It's a dayjob. It's off-screen. You don't need to describe it, you just need to roll it. Sometimes I don't even ask what a PC is doing, they just roll and give me the number for their Chronicle at the end. Considering the things the campaign allows PCs to do, I personally couldn't care less about an "evil" day job. It's just another tired-out "Let's define what is evil" argument waiting to happen. People, let this one go.
Be patient. Your sessions aren't lost, they just aren't weighted quite right yet. You know how many sessions you have earned. Grousing at Customer Service isn't going to get the problem fixed quicker. It'll get done when the higher priority tasks are completed, and the Paizo IT dynamo puts his crosshairs over the glitch and obliterates it. Let's not make Customer Service's job any more difficult than it already is.
Would it surprise you that the Pathfinder Society has lots of agents that detect as evil, with the same intensity (or even greater) as the mayor? There are probably over a hundred clerics of evil deities working alongside the barbarians and paladins of the Society. Should they receive a greatsword to the face if they tell a lie? I'm just saying; if the barbarian is serious about cleansing the world of evil, he should start at the Grand Lodge :)
Wow, your group takes their murderhoboing serious! ;)

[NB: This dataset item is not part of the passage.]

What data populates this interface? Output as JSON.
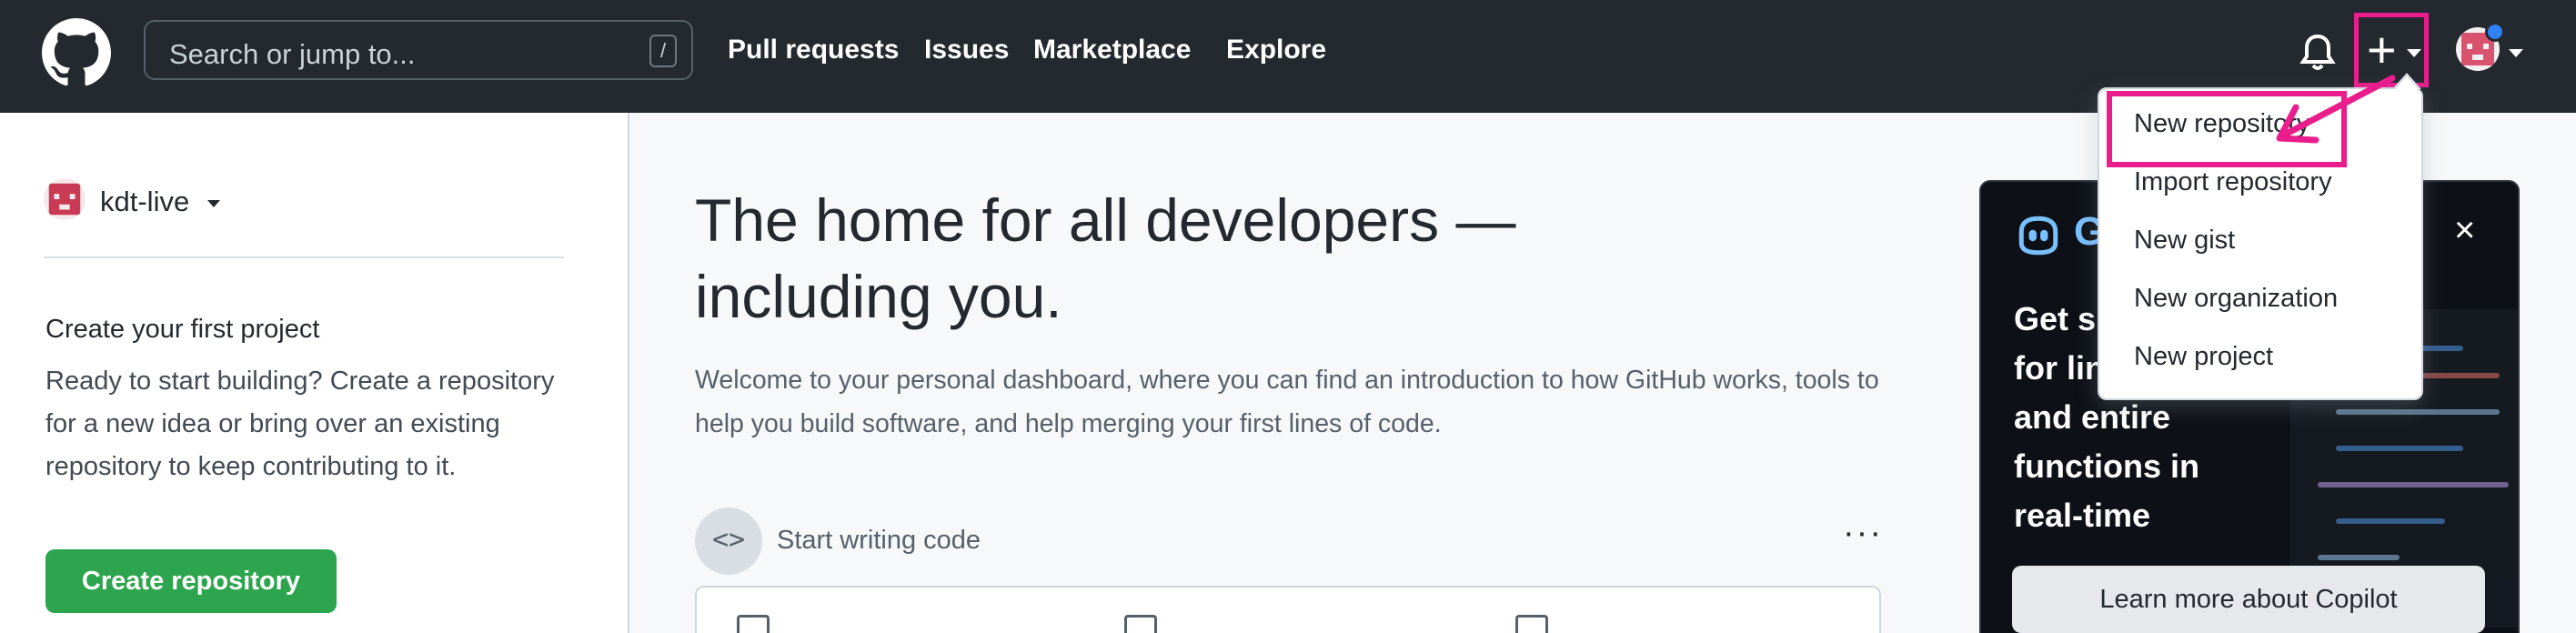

You may not have known this, but only part of the villagers were cultists. Looking at it from the villager's viewpoint: A group of Pathfinders came to their festival, played some games, shared their food, then suddenly one of them pulled out a big sword and for no good reason killed their mayor. Naturally, every able-bodied man acted to protect the women & children from these blood-thirsty maniacs. Even Desna reached out to protect them, drawing an aspect of herself from their mayor's dying body. It was a confusing battle, there may have been a big spider and strange monkey-looking thing trying to drive off the murderous Pathfinders. In the end, it was a massacre. The Pathfinders slaughtered all who opposed them. After the villagers fled into the forest, the mayor's home was ransacked and the treasury was stolen. Ravenmoor has been devastated. May Desna protect us from psychotic Pathfinders!
The effigy is put away in the daytime. It is only out at night. Unless you went into the Chenowicz home you probably shouldn't have fought it. I think that Yottsu hoshi above is being harsh, but I agree that you missed some fun roleplay & plot by a single player deciding that suspicion of evil is a death sentence.
If you haven't already, I suggest that everyone post a review of this scenario on the product page. Although Paizo staff do read these messageboards, the product reviews are where you can make your voice be heard the best.
I reported 3 new tables yesterday and retained my stars. I think that SCPRedMage is correct.